To put it in a nutshell (feeble joke), nuts and seeds are healthful; but I think the real question is, what types of nuts and seeds make the best butters and spreads, and why? Today is my total guide to nut and seed butters, from their flavour profile, uses, nutrition, and special tips. Also, I'll teach you how to make your own nut butter in a few simple steps that take less than 10 minutes to make! You might want to bookmark this one…
DON’T FEAR THE FAT
Most of us already know that eating fat and having ample amounts of healthy fats in our diet are a great thing for our health not the cause of heart disease, weight gain, or increased cholesterol…and if you’re still into that theory, I’ll let these studies show you otherwise: here, here, here, and reading up on my blog post The Skinny On Fat. Since we’ve all come to terms that eating healthy fats are great for our health, let’s jump right into one of the most famous healthy fats to eat…peanut butter. I've never been a big fan of peanut butter, so I presumed all nut butters wouldn't be tasty - I was wrong, there are so many amazing varieties of nuts and seeds out there that can easily be made into a butter such as almond butter, cashew butter, even sunflower seed butter - and so I'm sure you'll find one that you'll find delicious.
After you make your first homemade nut or seed butter, I promise you’ll be completely hooked. Bold statement, I know but there’s something about completely transforming a plain old nut or seed into a rich, creamy, and thick spread right before your eyes using less than 2 ingredients. Said nut or seed + a pinch of salt (choose Himalayan Pink or Celtic sea salt) if you choose.

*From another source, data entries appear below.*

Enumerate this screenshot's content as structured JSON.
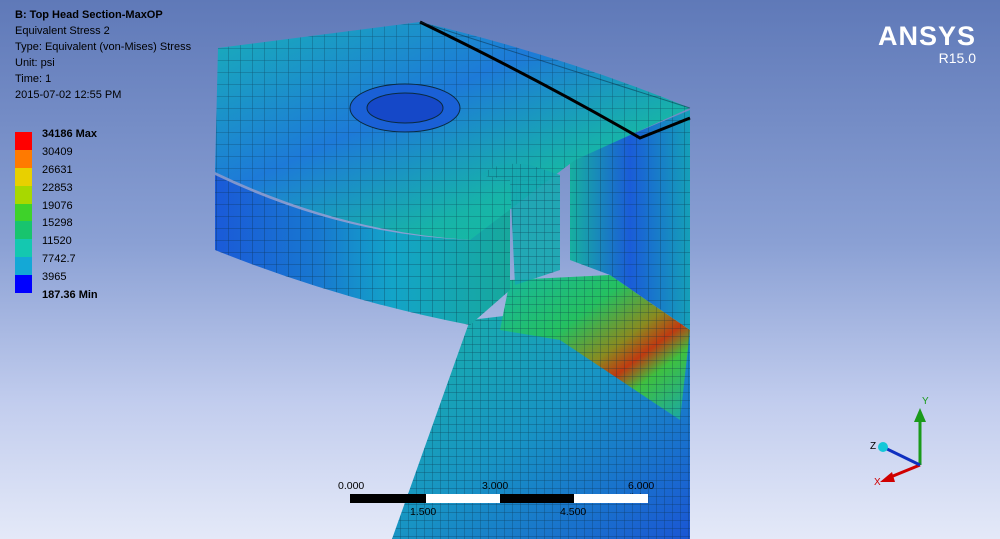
{
  "info": {
    "title": "B: Top Head Section-MaxOP",
    "result_name": "Equivalent Stress 2",
    "type_line": "Type: Equivalent (von-Mises) Stress",
    "unit_line": "Unit: psi",
    "time_line": "Time: 1",
    "timestamp": "2015-07-02 12:55 PM"
  },
  "legend": {
    "levels": [
      {
        "label": "34186 Max",
        "color": "#ff0000",
        "bold": true
      },
      {
        "label": "30409",
        "color": "#ff7a00",
        "bold": false
      },
      {
        "label": "26631",
        "color": "#e8d000",
        "bold": false
      },
      {
        "label": "22853",
        "color": "#a8d800",
        "bold": false
      },
      {
        "label": "19076",
        "color": "#3ed22a",
        "bold": false
      },
      {
        "label": "15298",
        "color": "#18c46e",
        "bold": false
      },
      {
        "label": "11520",
        "color": "#14c8b0",
        "bold": false
      },
      {
        "label": "7742.7",
        "color": "#14a8d6",
        "bold": false
      },
      {
        "label": "3965",
        "color": "#1870e0",
        "bold": false
      },
      {
        "label": "187.36 Min",
        "color": "#0000ff",
        "bold": true
      }
    ]
  },
  "brand": {
    "name": "ANSYS",
    "version": "R15.0"
  },
  "scale": {
    "top_left": "0.000",
    "top_mid": "3.000",
    "top_right": "6.000 (in)",
    "bottom_left": "1.500",
    "bottom_right": "4.500"
  },
  "triad": {
    "x": "X",
    "y": "Y",
    "z": "Z"
  }
}
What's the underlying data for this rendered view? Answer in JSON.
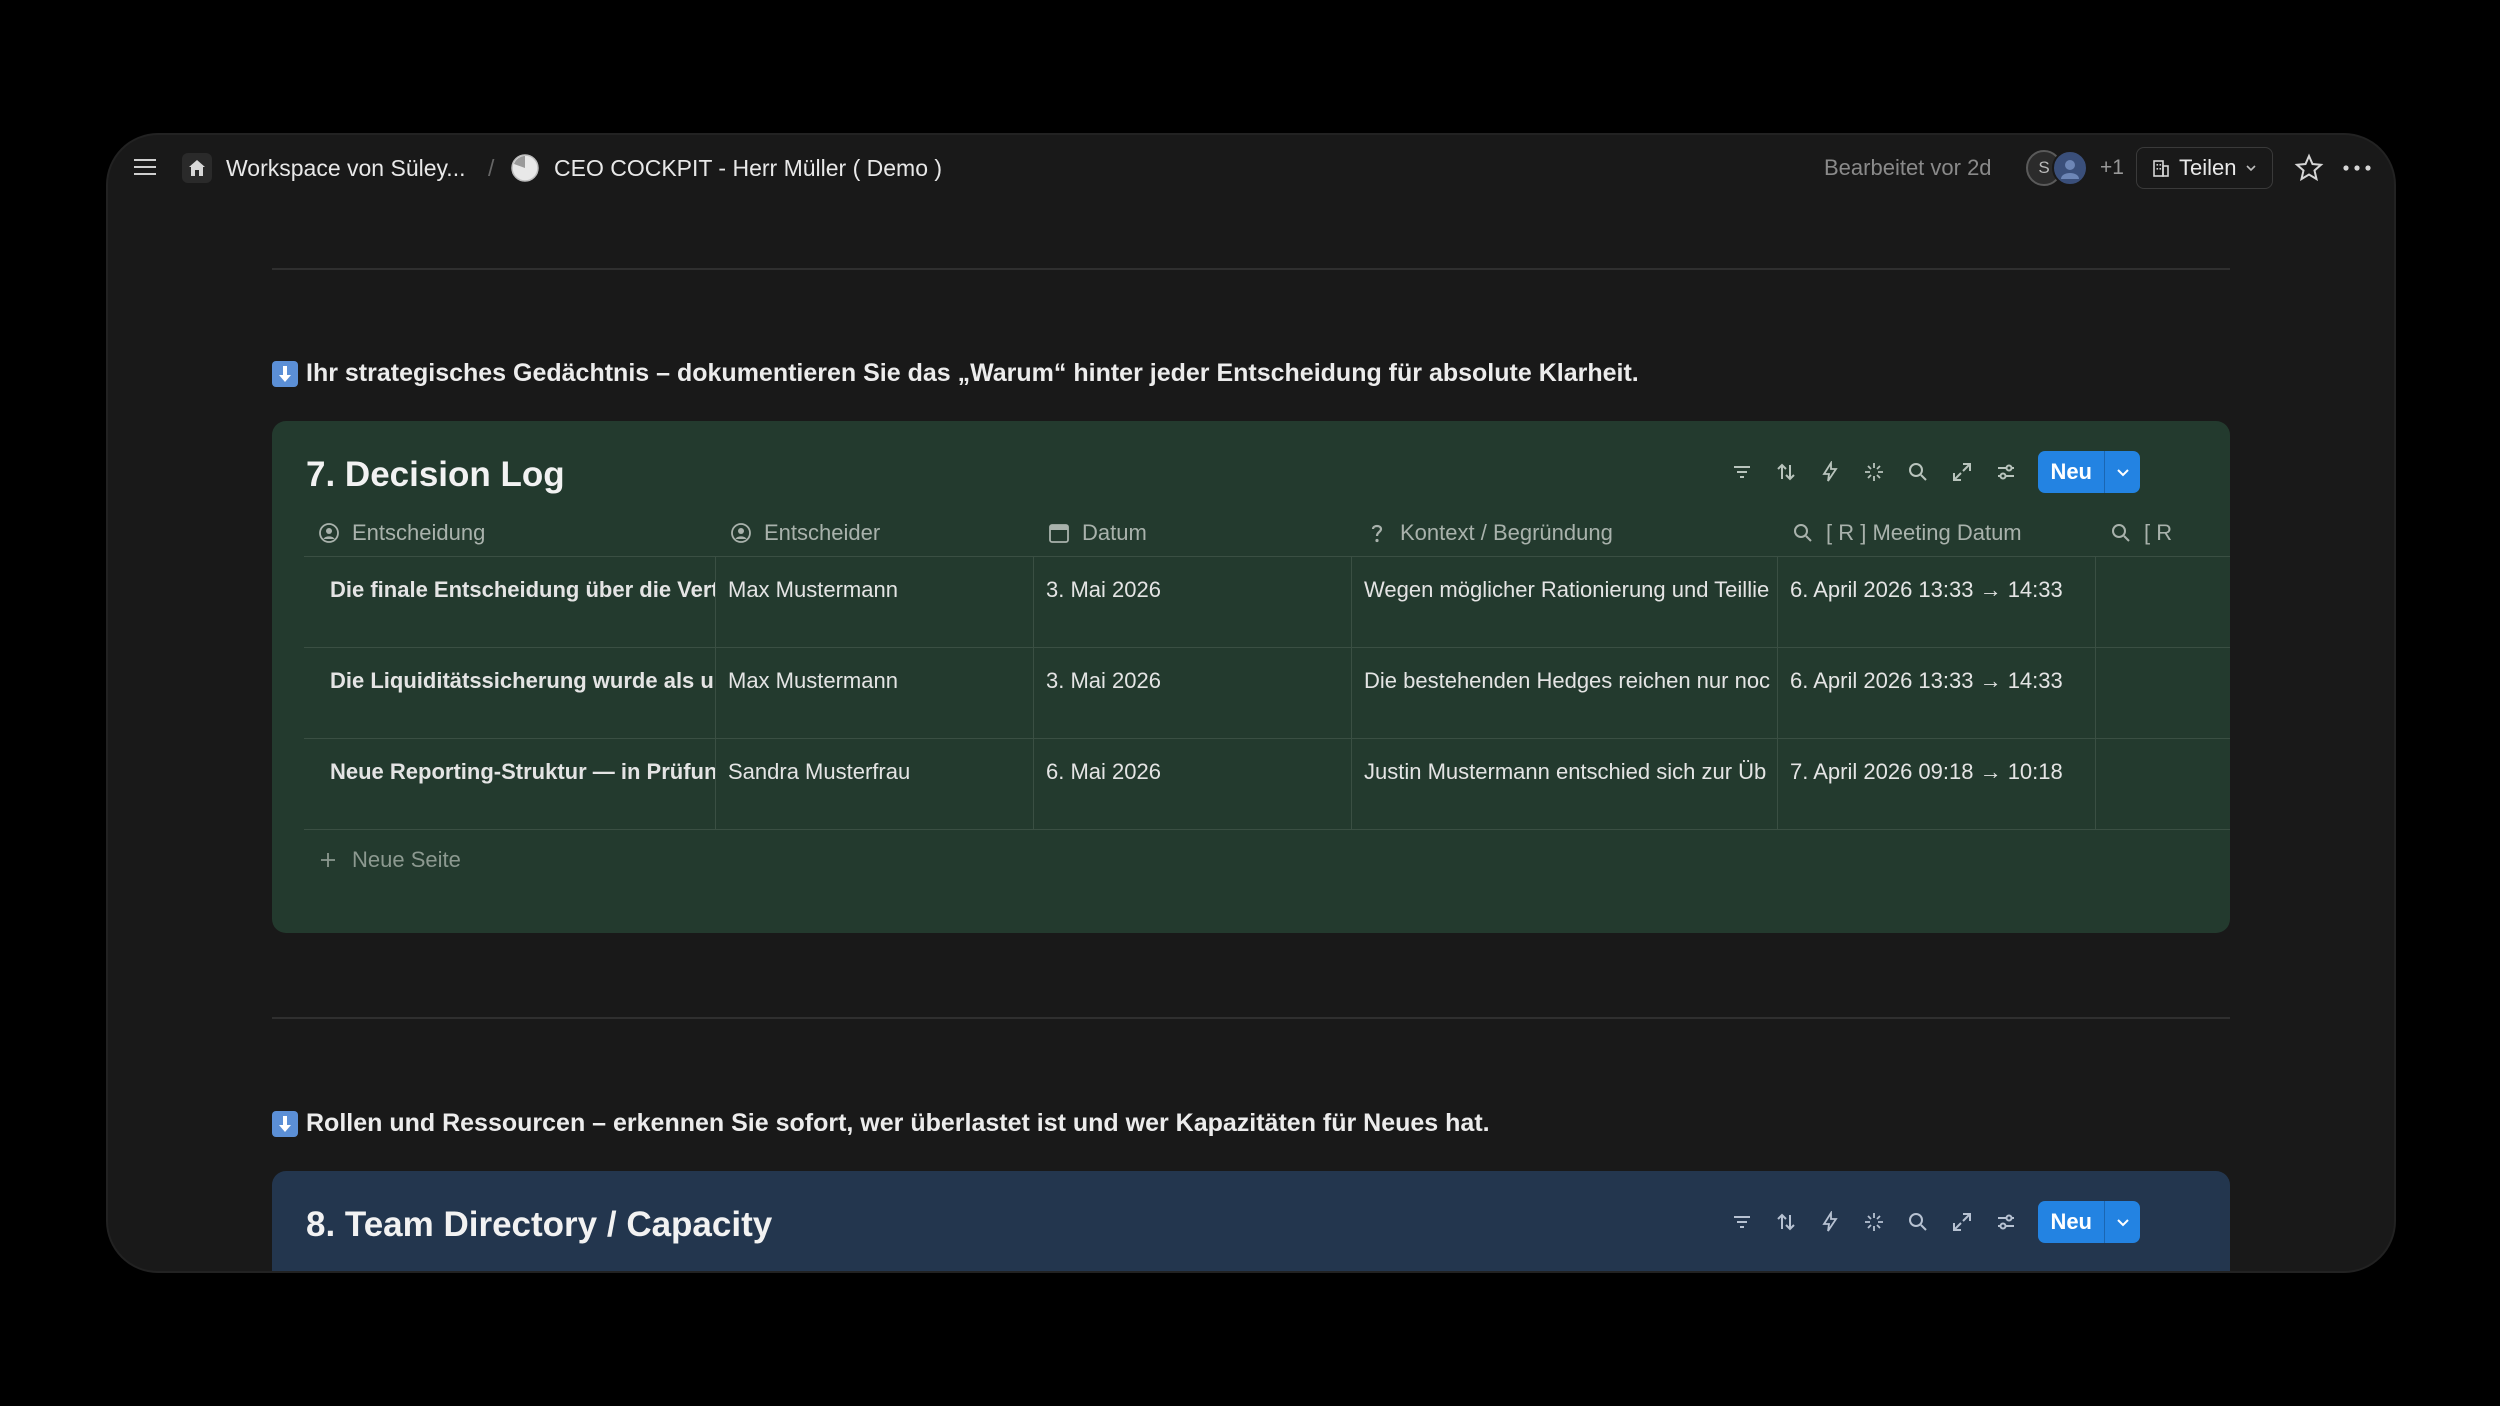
{
  "topbar": {
    "workspace": "Workspace von Süley...",
    "separator": "/",
    "page_title": "CEO COCKPIT - Herr Müller ( Demo )",
    "edited": "Bearbeitet vor 2d",
    "avatar_initial": "S",
    "avatar_more": "+1",
    "share_label": "Teilen"
  },
  "section7": {
    "callout": "Ihr strategisches Gedächtnis – dokumentieren Sie das „Warum“ hinter jeder Entscheidung für absolute Klarheit.",
    "title": "7. Decision Log",
    "new_label": "Neu",
    "columns": [
      "Entscheidung",
      "Entscheider",
      "Datum",
      "Kontext / Begründung",
      "[ R ] Meeting Datum",
      "[ R"
    ],
    "rows": [
      {
        "title": "Die finale Entscheidung über die Vertei",
        "owner": "Max Mustermann",
        "date": "3. Mai 2026",
        "context": "Wegen möglicher Rationierung und Teillie",
        "meeting": "6. April 2026 13:33 → 14:33"
      },
      {
        "title": "Die Liquiditätssicherung wurde als unte",
        "owner": "Max Mustermann",
        "date": "3. Mai 2026",
        "context": "Die bestehenden Hedges reichen nur noc",
        "meeting": "6. April 2026 13:33 → 14:33"
      },
      {
        "title": "Neue Reporting-Struktur — in Prüfung",
        "owner": "Sandra Musterfrau",
        "date": "6. Mai 2026",
        "context": "Justin Mustermann entschied sich zur Üb",
        "meeting": "7. April 2026 09:18 → 10:18"
      }
    ],
    "new_page": "Neue Seite"
  },
  "section8": {
    "callout": "Rollen und Ressourcen – erkennen Sie sofort, wer überlastet ist und wer Kapazitäten für Neues hat.",
    "title": "8. Team Directory / Capacity",
    "new_label": "Neu"
  },
  "colors": {
    "window_bg": "#191919",
    "decision_bg": "#233a2e",
    "team_bg": "#23364e",
    "accent": "#2383e2"
  }
}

I answered several of your questions in my article about Soaking and Sprouting about what type of nuts to buy and what about activating them (i.e. soaking and sprouting)? I always recommend purchasing nut and seed butters organic, unsalted, and raw if possible due to the fatty acids change during heating and processing; otherwise, roasted and lightly salted if those are your only options in the store. Ideally though, I want to inspire you to make these all in your own kitchen with only 2 ingredients and 1 piece of equipment! Super easy and affordable.
THE GUIDENut and seed butters can be used as a topping, a thickener in baking or cooking, binding ingredients without using eggs (for example, raw truffles - recipe to follow shortly), spreading on toasted bread, in smoothies, and so much more! Nutritionally speaking, nut and seed butters as a collective contain 6-9g protein per 2 tablespoon serving, are high in minerals, B vitamins, some contain higher amounts of omega-3’s, and all contain a small amount of fibre.
SUNFLOWER SEED BUTTER
PUMPKIN SEED BUTTER
SESAME SEED BUTTER, A.K.A. TAHINI
1 cup nuts or seeds of your choice + a pinch of sea salt. Blend in a high speed blender with nut grinder attachment and blend until smooth. Takes less than 5 minutes. If your blender needs a little help, you can add a touch of coconut oil to thin, but the oils will natural release once it’s been blended.
I hope this was helpful for you so the next time you’re making a nut butter sandwich with jam, trying one for a recipe, or wondering what flavors will go with what- you’ll know! Share below your favorite combinations of nut and seed butters and your favourite ways to use them in cooking!
Your guide to living whole and well. Emma Olliff is a Registered Nutritional Therapist, wellness expert, food lover, and advocate for healthy living!